They were the Mutt and Jeff of the New London High School science department. Chemistry teacher Solomon Gordon was short round and placid while A. Jerome Goodwin, who taught physics, was tall, spare, and sharp. I had more in common with Mr. Gordon, height, shape, and religion, than I did with the Swamp Yankee Mr. Goodwin but, when faced with choosing a required science course in my senior year, I elected to take physics. While I would have been more comfortable with Mr. Gordon, chemistry is conceptual and invisible On the other hand the classical physics taught by Mr. Goodwin was mechanics and visible.
Two years earlier I was in my sophomore year and found myself in Miss Maura Sullivan’s Modern European History class. She was no nonsense, demanding, and no one’s fool. I found that out when I tried when I tried to bamboozle her with my esoteric, yet disorganized, cornucopia of historical knowledge on the essay questions on my first test.

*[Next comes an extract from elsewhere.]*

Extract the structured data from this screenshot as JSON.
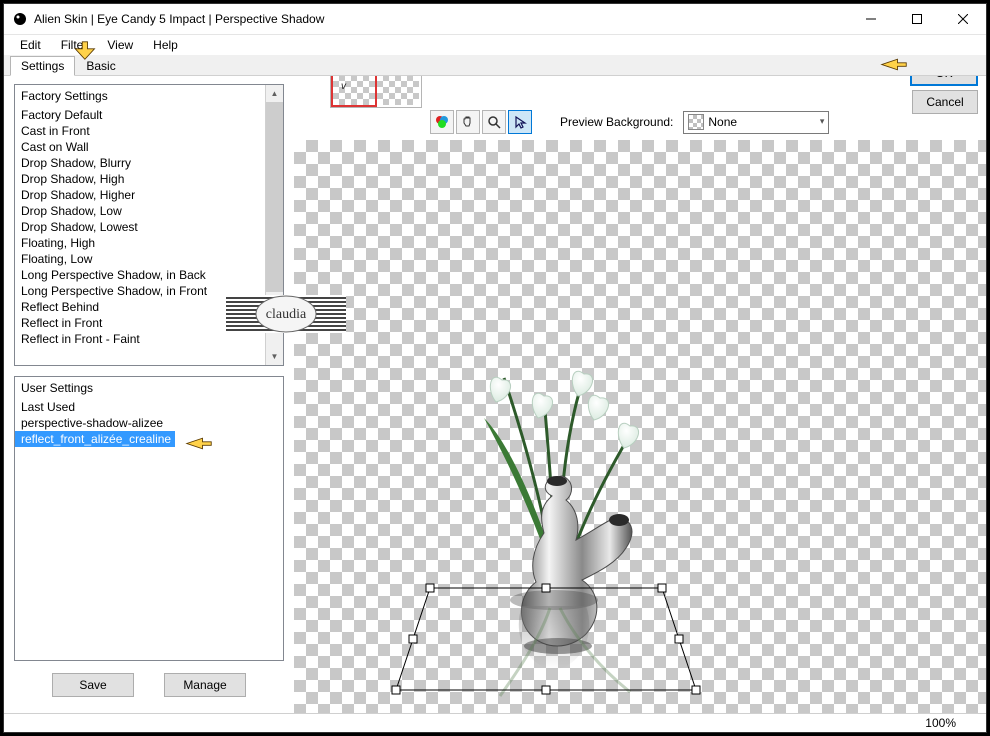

The test grade, a B- which brought a smile, was on the first page. The grin quickly turned to a grimace when I looked a page two and saw a neatly printed note in red ink, “Mr. Rocketto, see me!” My classmates went off to lunch while I sat in a straight backed chair next to her desk and subjected to the most terrifying interrogation of my young life.
Miss Sullivan began by telling me she thought I was a bright young man with a broad and deep knowledge of history, a positive start which sparked a brief silent sigh of relief. Then the other shoe dropped. Seeing right through me she went on to accurately note that I was disorganized, lazy, and lacked academic discipline. She told me I had great potential and would not put up with any slackness on my part and if she saw any after this little chat, woe betide me.
I left the room under her spell for she was one of the great motivators and teachers I ever had. She may have regretted the conversation because for the next two years I was sitting in her classroom for two classes every day, Ancient History, United States History, World History, and The Renaissance to the French Revolution. In all I spent a quarter of my high school years in her classroom.
Some years later I found myself as the department head of a high school science department. One of my annual tasks was to assign teacher’s course assignments, which I did based on each teacher’s interest, student request, and the exigencies of the schedule. I tried to be as fair as I could, but I selfishly used my position to avoid teaching chemistry. My perfidy was guided by something I had read in Miss Sullivan’s Modern European History class when studying Victorian England. Historian and moralist John Emerich Edward Dalberg Acton, first Baron Acton,commented that “Power tends to corrupt, and absolute power corrupts absolutely. One year it was impossible, and I found myself facing 30 students and a 190 days of tackling a course which I had no real background in or interest in teaching.
Making the best of the situation I boned up on the Periodic Table, atoms and molecules, states of matter, chemical reactions, solutions, gases, acids and bases, atomic and electronic structure, and a whole host of other boring things chemical.
But a funny thing happened during the first class in September. As I taught the subject I had avoided in high school I swear the shade of Miss Sullivan appeared to me and I unconsciously began to mix history I learned in her classes with my chemistry lessons. It was not planned but, like Harriet Beecher Stowe’s Topsy, it “growed.” While I covered the essentials of chemistry my lessons were more like a history of the discipline.
One of my best days was discussing the father of modern chemistry, the French chemist Antoine-Laurent de Lavoisier. It combined my love of history and shooting with my miniscule knowledge of chemistry and it was a tour d’force. His major claim to fame was changing chemistry from qualitative to quantitative. Among other things he named hydrogen and also oxygen and the role they play in combustion, and discovered that, although matter may change its form or shape, its mass always remains the same. Lavoisier also helped construct the metric system, although I am convinced that the only interest we have in the United States in the International System of Units is 9mm.
Lavoisier’s research into combustion gained him a seat on France’s Gunpowder Commission where he succeeded in producing better gunpowder b developing improved methods of granulating it, ensuring the homogeneity of the components, sulfur, charcoal, and saltpeter-the mention of which drew its fair share of hardly concealed snickers from the more worldly wise of my students-and thereby increasing its supply,
During that time, a young Éleuthère Irénée du Pont de Nemours was a student of his at the Régie des poudres, the government agency responsible for the manufacture of gunpowder, Dupont would later say that the Du Pont gunpowder mills in the United States “would never have been started but for his kindness to me.”
In spite of his dedication to France, Lavoisier, had deep associations with the old political and social system, the Ancien Régime, andfell afoul of the French Revolution which had recently and violently overthrown it. Lavoisier was brought before a tribunal and convicted, without hearing or trial, of having plundered the treasury of France and of adulterating the nation’s tobacco with water. He quickly found himself with arms bound behind him, standing on a tumbrel, bound for the Place de la Révolution, and a date with le Rasoir National.
Eighteen months after he was guillotined Lavoisier was exonerated. His personal effects were delivered to his widow Marie Anne with a brief note reading “To the widow of Lavoisier, who was falsely convicted.”
I like to think that when I delivered that lesson Miss Sullivan was looking down on me from the Great Teachers’ Room In The Sky with a slight smile of triumph and self- satisfaction for setting me right. As she sipped her coffee I have no doubt that she looked across the table at Mr. Gordon and Mr. Goodwin and, with a twinkle in her eye, winked.